The huge gnarly trunk of the largest rosebush in the world at the Rose Museum

Clifford is engaged in an extended conversation with the owner, whose grandfather was a settler here. The museum owner has written numerous books about the area, so is a source of information – the “inside scoop,” so to speak.

Rose Museum rooms

Then a trolley ride around town, always learning something new, but I prefer the horse and stagecoach version. We finish out Tombstone Day with homemade ice cream and then head back to the RV park. I make notes of highlights of the day and will write in the journal later. It was a fun day, but long, and soon time to head to bed.

More Cacti Forest – February 2019

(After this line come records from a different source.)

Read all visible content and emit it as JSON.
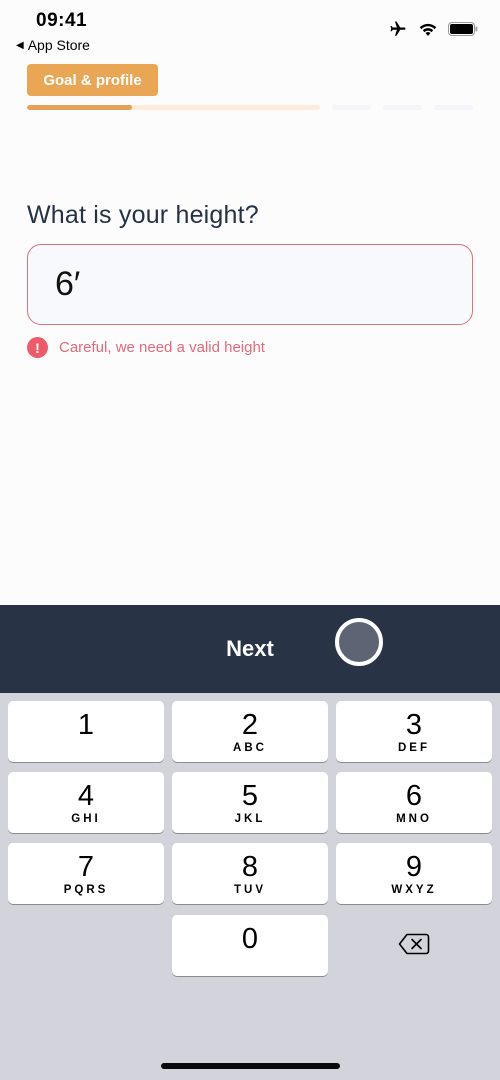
{
  "status_bar": {
    "time": "09:41",
    "back_label": "App Store",
    "icons": [
      "airplane-icon",
      "wifi-icon",
      "battery-icon"
    ]
  },
  "header": {
    "section_badge": "Goal & profile",
    "progress": {
      "segments": 4,
      "current_segment": 1,
      "current_segment_fill_fraction": 0.36
    }
  },
  "form": {
    "question": "What is your height?",
    "input_value": "6′",
    "error_message": "Careful, we need a valid height",
    "error_icon": "exclamation-circle-icon"
  },
  "accessory_bar": {
    "next_label": "Next"
  },
  "keyboard": {
    "keys": [
      {
        "digit": "1",
        "letters": ""
      },
      {
        "digit": "2",
        "letters": "ABC"
      },
      {
        "digit": "3",
        "letters": "DEF"
      },
      {
        "digit": "4",
        "letters": "GHI"
      },
      {
        "digit": "5",
        "letters": "JKL"
      },
      {
        "digit": "6",
        "letters": "MNO"
      },
      {
        "digit": "7",
        "letters": "PQRS"
      },
      {
        "digit": "8",
        "letters": "TUV"
      },
      {
        "digit": "9",
        "letters": "WXYZ"
      },
      {
        "digit": "0",
        "letters": ""
      }
    ],
    "backspace_icon": "backspace-icon"
  },
  "colors": {
    "accent": "#e9a654",
    "error": "#ec5b67",
    "accessory_bg": "#283446",
    "keyboard_bg": "#d3d4db"
  }
}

Sunday February 17: It is a very cool but clear morning at Cacti Forest, the dispersed camping area we found northwest of Tucson, Arizona. I am up early enough to get a few photos at sunrise, then make coffee and write in the journals.

Sunrise at Cacti Forest

However, there are increasing clouds throughout the day, so charging the batteries is limited. Projects by necessity include activities that don’t require use of the cell phone (which I don’t have) or laptop once the battery is dead. Viola, journal writing, reading, writing postcards, and taking photos are some of today’s projects.

Sunset at Cacti Forest

Monday February 18: Another cool and cloudy day in the Cacti Forest.

Today I pack and repack and repack my backpack for the trip to Atlanta to see my daughter, Becka. We are both very excited. Even though I work on some of my editing and writing projects, today’s focus is mostly on preparing for the trip. Clifford learns how to water the herbs, leftovers are used up, and the backpack repacked once again. I go to bed late, but don’t sleep very well.

Evening light at Cacti Forest

A Very Cholla & Saguaro Day – February 2019

Saturday February 16: It is a cool, breezy, mostly overcast day here in Cacti Forest northwest of Tucson. Whenever the sun breaks through, the cacti are illuminated and I run outside to get a photo or two before the next cloud takes over. Later in the day I walk east to the cattle tank, taking more photos, surprised at how chilly it is.

Cholla and Saguaro dominate the landscape

Luckily, the afternoon sun on the solar panels is enough to get the batteries charged and, therefore, my laptop charged. I work on projects, including downloading and organizing photos from the cameras, since I don’t have a cell phone at this point. Clifford keeps busy with his projects, also. In the evening, I play viola for a bit and Clifford plays his dulcimer while I do dinner dishes. This has been a very peaceful and productive day for both of us.

Sunset at Cacti Forest